• To do: Report how many lines in the data below hold the string "text". Nothing else should appear in the answer.

• Raw data:
::::::::::

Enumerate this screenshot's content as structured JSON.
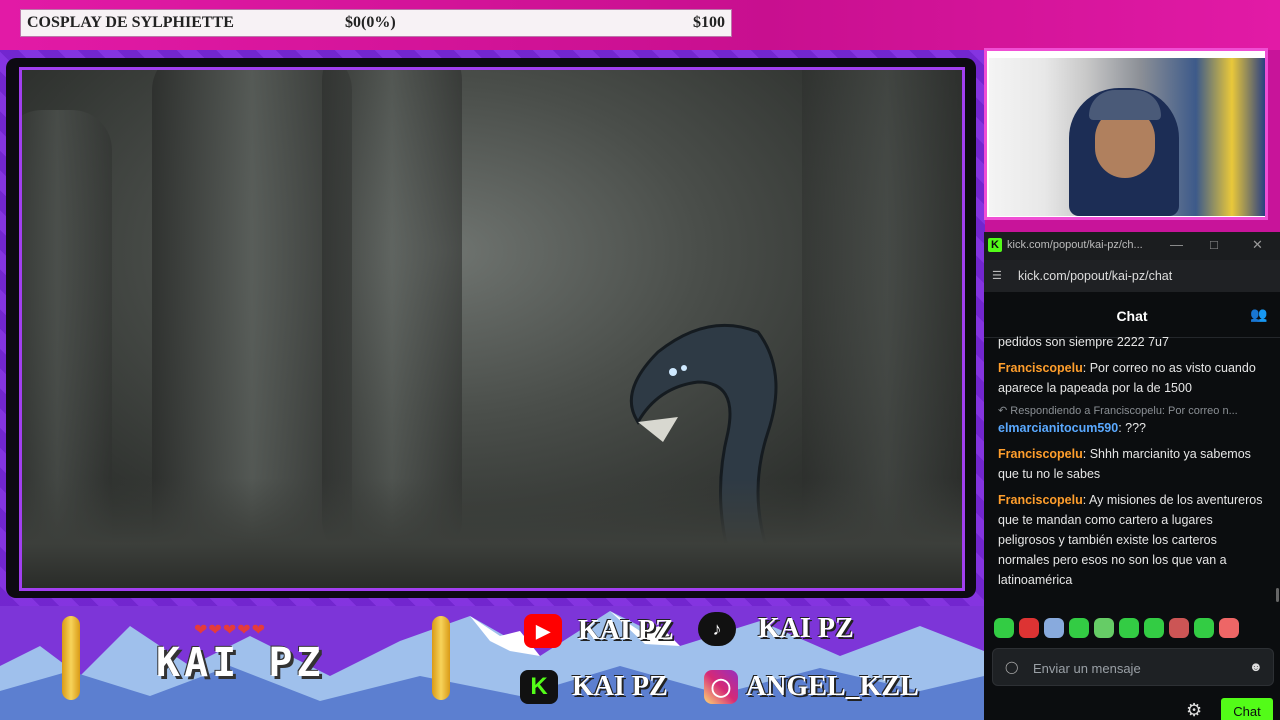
{
  "goal": {
    "title": "COSPLAY DE SYLPHIETTE",
    "current": "$0(0%)",
    "target": "$100"
  },
  "browser": {
    "tab_title": "kick.com/popout/kai-pz/ch...",
    "url": "kick.com/popout/kai-pz/chat"
  },
  "chat": {
    "header": "Chat",
    "messages": [
      {
        "user": "",
        "text": "pedidos son siempre 2222 7u7"
      },
      {
        "user": "Franciscopelu",
        "text": "Por correo no as visto cuando aparece la papeada por la de 1500"
      },
      {
        "reply": "Respondiendo a Franciscopelu: Por correo n...",
        "user": "elmarcianitocum590",
        "text": "???"
      },
      {
        "user": "Franciscopelu",
        "text": "Shhh marcianito ya sabemos que tu no le sabes"
      },
      {
        "user": "Franciscopelu",
        "text": "Ay misiones de los aventureros que te mandan como cartero a lugares peligrosos y también existe los carteros normales pero esos no son los que van a latinoamérica"
      }
    ],
    "input_placeholder": "Enviar un mensaje",
    "send_label": "Chat"
  },
  "banner": {
    "hearts": "❤❤❤❤❤",
    "channel_name": "KAI PZ",
    "socials": [
      {
        "platform": "youtube",
        "icon": "youtube-icon",
        "handle": "KAI PZ",
        "color": "#ff0000"
      },
      {
        "platform": "tiktok",
        "icon": "tiktok-icon",
        "handle": "KAI PZ",
        "color": "#111111"
      },
      {
        "platform": "kick",
        "icon": "kick-icon",
        "handle": "KAI PZ",
        "color": "#53fc18"
      },
      {
        "platform": "instagram",
        "icon": "instagram-icon",
        "handle": "ANGEL_KZL",
        "color": "#d62976"
      }
    ]
  },
  "colors": {
    "kick_green": "#53fc18",
    "frame_purple": "#a23ff0",
    "top_pink": "#e21aa6",
    "username_orange": "#ff9e2c",
    "username_blue": "#5aa9ff"
  }
}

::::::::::

• Solution: 5